In full and without alteration, return the records below.

[Website and app data records]
========

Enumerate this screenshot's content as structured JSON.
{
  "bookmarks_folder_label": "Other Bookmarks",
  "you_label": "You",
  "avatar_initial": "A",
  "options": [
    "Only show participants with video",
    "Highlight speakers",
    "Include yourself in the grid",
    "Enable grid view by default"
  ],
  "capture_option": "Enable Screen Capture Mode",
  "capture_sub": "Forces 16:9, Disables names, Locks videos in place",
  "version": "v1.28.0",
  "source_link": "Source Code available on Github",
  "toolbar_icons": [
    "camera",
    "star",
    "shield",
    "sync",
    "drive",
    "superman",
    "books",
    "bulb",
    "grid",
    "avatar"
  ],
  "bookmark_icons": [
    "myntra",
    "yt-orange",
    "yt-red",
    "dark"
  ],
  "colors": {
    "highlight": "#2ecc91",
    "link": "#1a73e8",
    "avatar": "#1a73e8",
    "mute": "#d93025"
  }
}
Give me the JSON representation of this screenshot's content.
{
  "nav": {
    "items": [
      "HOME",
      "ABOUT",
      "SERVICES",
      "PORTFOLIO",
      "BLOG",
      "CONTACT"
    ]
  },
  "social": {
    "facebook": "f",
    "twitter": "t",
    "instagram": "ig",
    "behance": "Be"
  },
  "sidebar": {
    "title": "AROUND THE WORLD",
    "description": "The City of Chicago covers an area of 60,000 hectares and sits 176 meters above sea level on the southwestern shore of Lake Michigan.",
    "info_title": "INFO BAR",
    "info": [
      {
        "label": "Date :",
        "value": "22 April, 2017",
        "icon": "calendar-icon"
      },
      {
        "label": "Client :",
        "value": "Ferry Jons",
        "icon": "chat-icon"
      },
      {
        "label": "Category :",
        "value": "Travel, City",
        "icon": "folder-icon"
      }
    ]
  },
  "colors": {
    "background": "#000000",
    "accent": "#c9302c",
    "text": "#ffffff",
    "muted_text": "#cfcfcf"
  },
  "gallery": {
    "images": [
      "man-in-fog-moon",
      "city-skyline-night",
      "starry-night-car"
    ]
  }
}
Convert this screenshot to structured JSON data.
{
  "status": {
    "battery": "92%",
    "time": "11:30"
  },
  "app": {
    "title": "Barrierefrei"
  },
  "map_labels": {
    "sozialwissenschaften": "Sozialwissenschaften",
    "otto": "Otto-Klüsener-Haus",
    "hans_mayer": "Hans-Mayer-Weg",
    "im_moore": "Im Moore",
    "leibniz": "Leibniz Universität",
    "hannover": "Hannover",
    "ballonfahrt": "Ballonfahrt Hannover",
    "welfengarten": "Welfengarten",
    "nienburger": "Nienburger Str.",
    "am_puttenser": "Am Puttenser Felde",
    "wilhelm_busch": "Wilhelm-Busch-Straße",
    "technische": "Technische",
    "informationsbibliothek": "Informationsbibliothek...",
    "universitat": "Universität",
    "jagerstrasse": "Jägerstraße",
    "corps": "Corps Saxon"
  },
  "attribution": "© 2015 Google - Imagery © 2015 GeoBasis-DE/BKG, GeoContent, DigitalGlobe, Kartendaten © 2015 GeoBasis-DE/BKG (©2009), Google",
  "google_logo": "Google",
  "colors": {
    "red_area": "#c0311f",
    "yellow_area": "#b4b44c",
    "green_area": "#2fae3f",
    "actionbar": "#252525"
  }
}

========

### SOLUTION TO THIS EXERCISE
Enumerate this screenshot's content as structured JSON.
{
  "bookmarks_folder_label": "Other Bookmarks",
  "you_label": "You",
  "avatar_initial": "A",
  "options": [
    "Only show participants with video",
    "Highlight speakers",
    "Include yourself in the grid",
    "Enable grid view by default"
  ],
  "capture_option": "Enable Screen Capture Mode",
  "capture_sub": "Forces 16:9, Disables names, Locks videos in place",
  "version": "v1.28.0",
  "source_link": "Source Code available on Github",
  "toolbar_icons": [
    "camera",
    "star",
    "shield",
    "sync",
    "drive",
    "superman",
    "books",
    "bulb",
    "grid",
    "avatar"
  ],
  "bookmark_icons": [
    "myntra",
    "yt-orange",
    "yt-red",
    "dark"
  ],
  "colors": {
    "highlight": "#2ecc91",
    "link": "#1a73e8",
    "avatar": "#1a73e8",
    "mute": "#d93025"
  }
}
Give me the JSON representation of this screenshot's content.
{
  "nav": {
    "items": [
      "HOME",
      "ABOUT",
      "SERVICES",
      "PORTFOLIO",
      "BLOG",
      "CONTACT"
    ]
  },
  "social": {
    "facebook": "f",
    "twitter": "t",
    "instagram": "ig",
    "behance": "Be"
  },
  "sidebar": {
    "title": "AROUND THE WORLD",
    "description": "The City of Chicago covers an area of 60,000 hectares and sits 176 meters above sea level on the southwestern shore of Lake Michigan.",
    "info_title": "INFO BAR",
    "info": [
      {
        "label": "Date :",
        "value": "22 April, 2017",
        "icon": "calendar-icon"
      },
      {
        "label": "Client :",
        "value": "Ferry Jons",
        "icon": "chat-icon"
      },
      {
        "label": "Category :",
        "value": "Travel, City",
        "icon": "folder-icon"
      }
    ]
  },
  "colors": {
    "background": "#000000",
    "accent": "#c9302c",
    "text": "#ffffff",
    "muted_text": "#cfcfcf"
  },
  "gallery": {
    "images": [
      "man-in-fog-moon",
      "city-skyline-night",
      "starry-night-car"
    ]
  }
}
Convert this screenshot to structured JSON data.
{
  "status": {
    "battery": "92%",
    "time": "11:30"
  },
  "app": {
    "title": "Barrierefrei"
  },
  "map_labels": {
    "sozialwissenschaften": "Sozialwissenschaften",
    "otto": "Otto-Klüsener-Haus",
    "hans_mayer": "Hans-Mayer-Weg",
    "im_moore": "Im Moore",
    "leibniz": "Leibniz Universität",
    "hannover": "Hannover",
    "ballonfahrt": "Ballonfahrt Hannover",
    "welfengarten": "Welfengarten",
    "nienburger": "Nienburger Str.",
    "am_puttenser": "Am Puttenser Felde",
    "wilhelm_busch": "Wilhelm-Busch-Straße",
    "technische": "Technische",
    "informationsbibliothek": "Informationsbibliothek...",
    "universitat": "Universität",
    "jagerstrasse": "Jägerstraße",
    "corps": "Corps Saxon"
  },
  "attribution": "© 2015 Google - Imagery © 2015 GeoBasis-DE/BKG, GeoContent, DigitalGlobe, Kartendaten © 2015 GeoBasis-DE/BKG (©2009), Google",
  "google_logo": "Google",
  "colors": {
    "red_area": "#c0311f",
    "yellow_area": "#b4b44c",
    "green_area": "#2fae3f",
    "actionbar": "#252525"
  }
}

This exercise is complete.